Router OSPF-Part2 This is Part 2 of the Router OSPF Serieswhich will cover topics about OSPF Areasand OSPF LSA’s. Before continuing on I recommend reading Part 1 of the Router OSPF Series which gives an introduction on the topic. For the ICND2 and CCNA exam you will only need to configure a single area OSPF implementation, but you will still be required to know many different things about a full multi-area OSPF network.

OSPF is a link-state routing protocol that stores a complete topology map of the network it is in. In order for OSPF to know where the shortest routes are to each network it has to calculate it off of the topology map using the Dijkstra algorithm every time there is a change in the network. This process can take up a lot of CPU cycles and slow down the routing process if there are many routers. In order for OSPF to be able to scale well in larger network situations with a lot of routers it uses Areas to logically break up the network. OSPF Router Types Backbone Router – Every OSPF implementation must have a backbone area. The backbone area will always be area 0. A Backbone router is any router that has an interface connected to area 0. Area Border Router (ABR) – Are routers that have on interface in area 0 and another interface in a different area. ABR’s sit between the two areas. All ABR’s are backbone routers because they have an interface connected to area 0. Autonomous System Boundary Router (ASBR) – Share information with other routers that are not running OSPF. Internal Router – Are routers that are not area border routers. They simply are routers running OSPF, but are not passing information between areas. Here is an example of a network with multiple OSPF areas so that you can visually see the different OSPF router roles amongst the areas.

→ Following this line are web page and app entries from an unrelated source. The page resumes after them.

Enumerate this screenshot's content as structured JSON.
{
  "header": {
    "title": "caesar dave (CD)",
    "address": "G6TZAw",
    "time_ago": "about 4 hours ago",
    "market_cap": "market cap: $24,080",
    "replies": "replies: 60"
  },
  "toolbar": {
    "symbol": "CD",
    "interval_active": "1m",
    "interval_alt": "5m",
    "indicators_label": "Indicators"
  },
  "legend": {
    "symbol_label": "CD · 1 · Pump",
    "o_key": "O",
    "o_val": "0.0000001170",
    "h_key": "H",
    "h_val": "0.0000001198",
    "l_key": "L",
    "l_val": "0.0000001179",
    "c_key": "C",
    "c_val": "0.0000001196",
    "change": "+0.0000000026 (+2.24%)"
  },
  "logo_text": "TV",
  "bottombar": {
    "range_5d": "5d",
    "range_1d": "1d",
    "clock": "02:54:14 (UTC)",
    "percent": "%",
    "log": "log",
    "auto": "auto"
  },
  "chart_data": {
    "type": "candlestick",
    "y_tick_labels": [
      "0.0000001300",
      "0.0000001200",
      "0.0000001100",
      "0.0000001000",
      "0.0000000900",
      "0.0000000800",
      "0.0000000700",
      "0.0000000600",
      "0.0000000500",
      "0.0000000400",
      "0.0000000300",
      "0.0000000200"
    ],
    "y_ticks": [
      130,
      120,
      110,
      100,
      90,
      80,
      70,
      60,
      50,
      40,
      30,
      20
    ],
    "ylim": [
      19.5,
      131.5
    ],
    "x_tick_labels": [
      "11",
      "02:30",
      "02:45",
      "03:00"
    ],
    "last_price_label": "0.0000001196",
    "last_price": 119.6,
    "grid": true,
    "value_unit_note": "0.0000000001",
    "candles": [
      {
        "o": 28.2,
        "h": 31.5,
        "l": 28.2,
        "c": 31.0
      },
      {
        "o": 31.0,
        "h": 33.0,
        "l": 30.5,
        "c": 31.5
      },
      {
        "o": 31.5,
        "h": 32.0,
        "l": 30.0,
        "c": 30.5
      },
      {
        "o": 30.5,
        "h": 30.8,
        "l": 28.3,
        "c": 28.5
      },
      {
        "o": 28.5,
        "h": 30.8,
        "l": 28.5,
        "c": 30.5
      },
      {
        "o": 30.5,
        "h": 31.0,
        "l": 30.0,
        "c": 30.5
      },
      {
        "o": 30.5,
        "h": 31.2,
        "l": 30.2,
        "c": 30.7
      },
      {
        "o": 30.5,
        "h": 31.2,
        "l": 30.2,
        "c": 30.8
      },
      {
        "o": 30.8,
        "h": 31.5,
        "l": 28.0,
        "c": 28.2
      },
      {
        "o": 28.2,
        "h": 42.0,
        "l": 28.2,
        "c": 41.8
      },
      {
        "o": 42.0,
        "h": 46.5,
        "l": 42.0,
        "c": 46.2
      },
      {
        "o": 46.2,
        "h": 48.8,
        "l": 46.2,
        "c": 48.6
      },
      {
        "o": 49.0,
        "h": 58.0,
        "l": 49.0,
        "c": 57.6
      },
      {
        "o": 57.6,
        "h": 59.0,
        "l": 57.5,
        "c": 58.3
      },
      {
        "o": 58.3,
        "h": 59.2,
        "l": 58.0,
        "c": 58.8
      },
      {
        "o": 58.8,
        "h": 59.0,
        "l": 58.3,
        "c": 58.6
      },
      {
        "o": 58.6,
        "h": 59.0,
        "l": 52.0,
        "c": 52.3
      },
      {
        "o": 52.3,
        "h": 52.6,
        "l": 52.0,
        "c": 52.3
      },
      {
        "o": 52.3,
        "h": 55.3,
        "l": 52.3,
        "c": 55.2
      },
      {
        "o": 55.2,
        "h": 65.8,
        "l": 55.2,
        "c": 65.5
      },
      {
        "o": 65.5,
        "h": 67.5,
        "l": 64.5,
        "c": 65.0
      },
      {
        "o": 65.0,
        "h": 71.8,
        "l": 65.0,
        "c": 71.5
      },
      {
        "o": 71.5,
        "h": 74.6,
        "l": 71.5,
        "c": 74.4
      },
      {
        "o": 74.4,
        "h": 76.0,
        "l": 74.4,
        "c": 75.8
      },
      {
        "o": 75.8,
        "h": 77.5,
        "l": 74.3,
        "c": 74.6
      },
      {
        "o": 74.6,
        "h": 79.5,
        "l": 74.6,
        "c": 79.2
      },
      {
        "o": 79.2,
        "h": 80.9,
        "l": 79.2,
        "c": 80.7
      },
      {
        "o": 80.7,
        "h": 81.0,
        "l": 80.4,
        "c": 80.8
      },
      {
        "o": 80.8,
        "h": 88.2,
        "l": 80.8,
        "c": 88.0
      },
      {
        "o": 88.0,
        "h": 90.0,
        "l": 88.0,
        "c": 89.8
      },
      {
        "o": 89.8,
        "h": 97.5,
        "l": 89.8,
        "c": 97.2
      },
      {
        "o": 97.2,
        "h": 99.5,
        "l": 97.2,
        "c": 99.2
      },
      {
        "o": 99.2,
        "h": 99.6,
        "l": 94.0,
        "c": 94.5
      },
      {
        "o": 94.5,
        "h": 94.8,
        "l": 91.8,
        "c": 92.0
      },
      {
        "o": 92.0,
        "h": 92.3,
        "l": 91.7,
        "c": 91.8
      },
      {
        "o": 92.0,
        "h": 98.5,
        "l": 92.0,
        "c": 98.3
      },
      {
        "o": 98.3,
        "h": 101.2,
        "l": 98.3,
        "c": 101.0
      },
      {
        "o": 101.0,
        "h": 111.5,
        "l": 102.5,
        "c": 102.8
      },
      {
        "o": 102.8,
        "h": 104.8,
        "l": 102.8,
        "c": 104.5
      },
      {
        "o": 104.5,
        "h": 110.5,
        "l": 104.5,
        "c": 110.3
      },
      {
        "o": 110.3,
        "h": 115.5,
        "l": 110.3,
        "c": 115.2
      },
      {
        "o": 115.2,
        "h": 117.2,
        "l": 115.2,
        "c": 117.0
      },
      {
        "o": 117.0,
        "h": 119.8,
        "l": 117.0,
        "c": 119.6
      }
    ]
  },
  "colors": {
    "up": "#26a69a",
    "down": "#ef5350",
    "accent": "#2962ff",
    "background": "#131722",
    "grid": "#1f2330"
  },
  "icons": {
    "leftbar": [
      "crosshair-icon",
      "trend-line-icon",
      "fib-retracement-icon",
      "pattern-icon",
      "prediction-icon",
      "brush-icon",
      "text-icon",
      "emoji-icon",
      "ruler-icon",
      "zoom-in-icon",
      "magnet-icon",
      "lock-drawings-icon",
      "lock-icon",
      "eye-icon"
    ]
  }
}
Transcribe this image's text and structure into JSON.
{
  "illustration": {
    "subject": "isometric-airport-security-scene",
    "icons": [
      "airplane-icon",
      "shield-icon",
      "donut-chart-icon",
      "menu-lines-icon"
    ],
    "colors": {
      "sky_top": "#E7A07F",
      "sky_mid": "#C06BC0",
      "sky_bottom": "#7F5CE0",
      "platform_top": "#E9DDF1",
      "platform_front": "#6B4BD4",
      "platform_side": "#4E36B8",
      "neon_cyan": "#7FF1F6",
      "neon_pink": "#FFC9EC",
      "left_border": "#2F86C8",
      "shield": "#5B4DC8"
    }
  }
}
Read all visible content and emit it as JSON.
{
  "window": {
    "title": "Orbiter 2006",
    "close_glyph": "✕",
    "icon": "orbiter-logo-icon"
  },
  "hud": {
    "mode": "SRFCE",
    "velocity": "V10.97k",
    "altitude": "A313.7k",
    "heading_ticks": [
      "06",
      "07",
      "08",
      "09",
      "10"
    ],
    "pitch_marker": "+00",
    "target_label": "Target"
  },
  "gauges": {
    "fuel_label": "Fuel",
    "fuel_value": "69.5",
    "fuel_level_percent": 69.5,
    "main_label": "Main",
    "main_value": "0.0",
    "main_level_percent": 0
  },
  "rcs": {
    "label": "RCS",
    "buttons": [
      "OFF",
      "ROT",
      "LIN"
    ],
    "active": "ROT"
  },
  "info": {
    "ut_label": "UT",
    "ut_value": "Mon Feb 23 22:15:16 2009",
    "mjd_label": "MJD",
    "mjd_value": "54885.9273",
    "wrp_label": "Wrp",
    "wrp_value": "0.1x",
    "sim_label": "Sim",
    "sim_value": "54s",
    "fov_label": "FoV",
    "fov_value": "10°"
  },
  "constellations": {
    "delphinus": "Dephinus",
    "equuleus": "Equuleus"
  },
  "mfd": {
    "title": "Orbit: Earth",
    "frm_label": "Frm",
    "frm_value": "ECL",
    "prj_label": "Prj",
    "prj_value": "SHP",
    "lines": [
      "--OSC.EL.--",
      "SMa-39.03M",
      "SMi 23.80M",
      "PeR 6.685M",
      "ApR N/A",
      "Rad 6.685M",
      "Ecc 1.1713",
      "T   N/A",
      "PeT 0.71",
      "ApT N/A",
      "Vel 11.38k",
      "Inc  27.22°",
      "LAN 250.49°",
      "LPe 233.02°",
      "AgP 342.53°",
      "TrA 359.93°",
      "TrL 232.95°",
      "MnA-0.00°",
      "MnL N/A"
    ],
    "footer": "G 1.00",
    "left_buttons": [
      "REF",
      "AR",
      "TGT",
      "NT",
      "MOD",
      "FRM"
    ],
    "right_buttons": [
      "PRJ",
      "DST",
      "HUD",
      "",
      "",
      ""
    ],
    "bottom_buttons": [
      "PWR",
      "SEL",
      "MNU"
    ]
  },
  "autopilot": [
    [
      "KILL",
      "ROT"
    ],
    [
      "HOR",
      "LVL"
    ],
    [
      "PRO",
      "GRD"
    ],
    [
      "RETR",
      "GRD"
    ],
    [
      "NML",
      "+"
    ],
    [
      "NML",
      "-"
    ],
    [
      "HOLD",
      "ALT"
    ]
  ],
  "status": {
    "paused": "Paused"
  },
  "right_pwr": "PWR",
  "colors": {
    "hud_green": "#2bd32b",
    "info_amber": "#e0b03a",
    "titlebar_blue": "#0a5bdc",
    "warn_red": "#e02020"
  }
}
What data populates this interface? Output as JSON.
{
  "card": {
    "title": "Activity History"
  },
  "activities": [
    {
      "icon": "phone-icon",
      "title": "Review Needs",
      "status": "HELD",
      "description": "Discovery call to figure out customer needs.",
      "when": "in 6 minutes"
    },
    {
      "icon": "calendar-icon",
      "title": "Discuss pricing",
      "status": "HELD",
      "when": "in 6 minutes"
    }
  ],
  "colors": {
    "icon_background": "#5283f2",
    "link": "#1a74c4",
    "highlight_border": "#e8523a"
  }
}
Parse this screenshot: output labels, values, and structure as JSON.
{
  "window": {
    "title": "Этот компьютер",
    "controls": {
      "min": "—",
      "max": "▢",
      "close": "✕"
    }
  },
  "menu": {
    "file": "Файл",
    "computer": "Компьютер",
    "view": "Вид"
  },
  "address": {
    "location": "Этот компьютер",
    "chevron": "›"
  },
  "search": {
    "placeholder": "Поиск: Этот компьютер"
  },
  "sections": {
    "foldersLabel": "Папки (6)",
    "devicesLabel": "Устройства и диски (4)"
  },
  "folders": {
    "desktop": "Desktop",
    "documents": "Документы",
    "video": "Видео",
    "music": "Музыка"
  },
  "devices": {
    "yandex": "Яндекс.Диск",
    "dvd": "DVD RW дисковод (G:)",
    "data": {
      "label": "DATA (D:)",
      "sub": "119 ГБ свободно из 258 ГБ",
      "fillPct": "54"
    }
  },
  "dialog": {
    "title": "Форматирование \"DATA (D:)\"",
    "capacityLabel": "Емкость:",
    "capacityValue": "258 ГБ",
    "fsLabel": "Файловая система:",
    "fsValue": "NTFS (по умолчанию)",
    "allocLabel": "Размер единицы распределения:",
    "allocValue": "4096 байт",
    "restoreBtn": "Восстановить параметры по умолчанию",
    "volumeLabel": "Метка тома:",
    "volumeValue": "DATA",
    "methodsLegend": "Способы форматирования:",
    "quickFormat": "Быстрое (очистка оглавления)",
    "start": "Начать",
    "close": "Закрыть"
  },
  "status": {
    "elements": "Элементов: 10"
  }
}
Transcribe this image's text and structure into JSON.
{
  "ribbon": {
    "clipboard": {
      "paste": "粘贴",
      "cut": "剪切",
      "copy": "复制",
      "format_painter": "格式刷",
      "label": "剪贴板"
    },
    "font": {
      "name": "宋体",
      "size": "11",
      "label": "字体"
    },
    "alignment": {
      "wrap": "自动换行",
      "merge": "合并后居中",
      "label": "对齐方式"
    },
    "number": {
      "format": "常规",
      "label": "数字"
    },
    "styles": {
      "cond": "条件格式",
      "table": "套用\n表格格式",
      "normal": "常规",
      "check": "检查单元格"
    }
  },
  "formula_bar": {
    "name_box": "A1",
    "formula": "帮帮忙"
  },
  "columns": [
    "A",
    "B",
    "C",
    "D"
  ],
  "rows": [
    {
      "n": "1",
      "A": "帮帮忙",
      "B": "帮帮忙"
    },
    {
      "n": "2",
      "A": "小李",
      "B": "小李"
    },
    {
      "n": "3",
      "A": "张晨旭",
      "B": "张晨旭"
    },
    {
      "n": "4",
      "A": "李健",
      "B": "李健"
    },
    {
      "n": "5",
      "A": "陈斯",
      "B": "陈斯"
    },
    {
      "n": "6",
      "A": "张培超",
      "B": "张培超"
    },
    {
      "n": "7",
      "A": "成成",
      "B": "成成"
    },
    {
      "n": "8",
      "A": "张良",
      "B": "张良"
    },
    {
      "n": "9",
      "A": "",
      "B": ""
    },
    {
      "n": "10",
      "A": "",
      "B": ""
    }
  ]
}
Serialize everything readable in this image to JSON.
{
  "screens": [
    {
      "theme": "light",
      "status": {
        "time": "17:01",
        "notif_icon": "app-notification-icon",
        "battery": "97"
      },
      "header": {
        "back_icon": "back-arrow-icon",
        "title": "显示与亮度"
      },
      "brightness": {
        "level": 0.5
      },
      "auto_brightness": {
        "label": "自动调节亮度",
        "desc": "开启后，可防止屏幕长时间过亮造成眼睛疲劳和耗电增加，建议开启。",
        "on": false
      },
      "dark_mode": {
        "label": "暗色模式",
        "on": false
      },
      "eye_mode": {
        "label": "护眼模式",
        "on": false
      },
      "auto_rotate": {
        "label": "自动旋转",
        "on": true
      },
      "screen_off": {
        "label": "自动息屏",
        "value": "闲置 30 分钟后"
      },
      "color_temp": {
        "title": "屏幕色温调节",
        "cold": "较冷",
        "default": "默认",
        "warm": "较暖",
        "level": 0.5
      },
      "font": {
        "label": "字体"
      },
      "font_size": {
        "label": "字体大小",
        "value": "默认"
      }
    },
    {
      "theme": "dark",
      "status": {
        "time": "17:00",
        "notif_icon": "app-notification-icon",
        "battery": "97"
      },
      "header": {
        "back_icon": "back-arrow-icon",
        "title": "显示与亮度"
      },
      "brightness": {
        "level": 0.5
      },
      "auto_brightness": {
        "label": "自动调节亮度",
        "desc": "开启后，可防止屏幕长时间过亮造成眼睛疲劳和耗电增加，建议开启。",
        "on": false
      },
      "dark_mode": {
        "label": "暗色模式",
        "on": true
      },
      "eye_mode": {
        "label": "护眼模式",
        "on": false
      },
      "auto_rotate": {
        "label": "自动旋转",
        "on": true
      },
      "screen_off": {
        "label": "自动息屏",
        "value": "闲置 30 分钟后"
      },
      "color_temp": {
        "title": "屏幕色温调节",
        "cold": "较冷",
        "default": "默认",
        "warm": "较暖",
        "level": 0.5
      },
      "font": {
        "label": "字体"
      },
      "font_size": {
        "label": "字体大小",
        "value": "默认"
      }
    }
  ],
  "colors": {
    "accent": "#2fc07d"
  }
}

Types of OSPF Areas Backbone Area – This area is also known as the standard area. Every OSPF implementation has to have one. Backbone areas accept all types of LSA’s. Stub Area – Will only receive summary LSA’s. Routing LSA’s are NOT allowed. Totally Stubby Area – Absolutely no LSA’s are allowed. Not So Stubby Area (NSSA) – This is a stub area that has a ASBR router that receives information from another routing protocol other than OSPF and passes it into the OSPF network.

OSPF LSA Types There are seven different types of Link-State advertisements that OSPF routers pass around to check up on each other. When you type “show ip route” on a Cisco router to see the routing table, ospf entries will show up with the letter “o” in front. There are also many different variations that will show up in the routing table depending on the LSA type. LSA Type 1: “O” — Intra-Area — Passed around inside an area LSA Type 2: “O 1A — Inter-area — Pass through an area LSA Type 3: Summary LSA by an ABR LSA Type 4: Summary LSA to an ASBR LSA Type 5: “O E1″ or “O E2″ — From an ASBR about external links LSA Type 6: This is a Groupe Membership Link LSA that is sent out by multicast OSPF Routers LSA Type 7: “O N1″ or “O N2″ — These are NSSA external routes from an ASBR Well, I Think that is quite a bit of OSPF information for today. Tomorrow I’m actually going to show you how to configure OSPF since we still haven’t gone over that yet. More OSPF Tips: OSPF Areas Types, OSPF Router Types & OSPF Route Types How to Fix OSPF Split Area with GRE Tunnel?

Router ospf overview  

Router ospf overview. More info...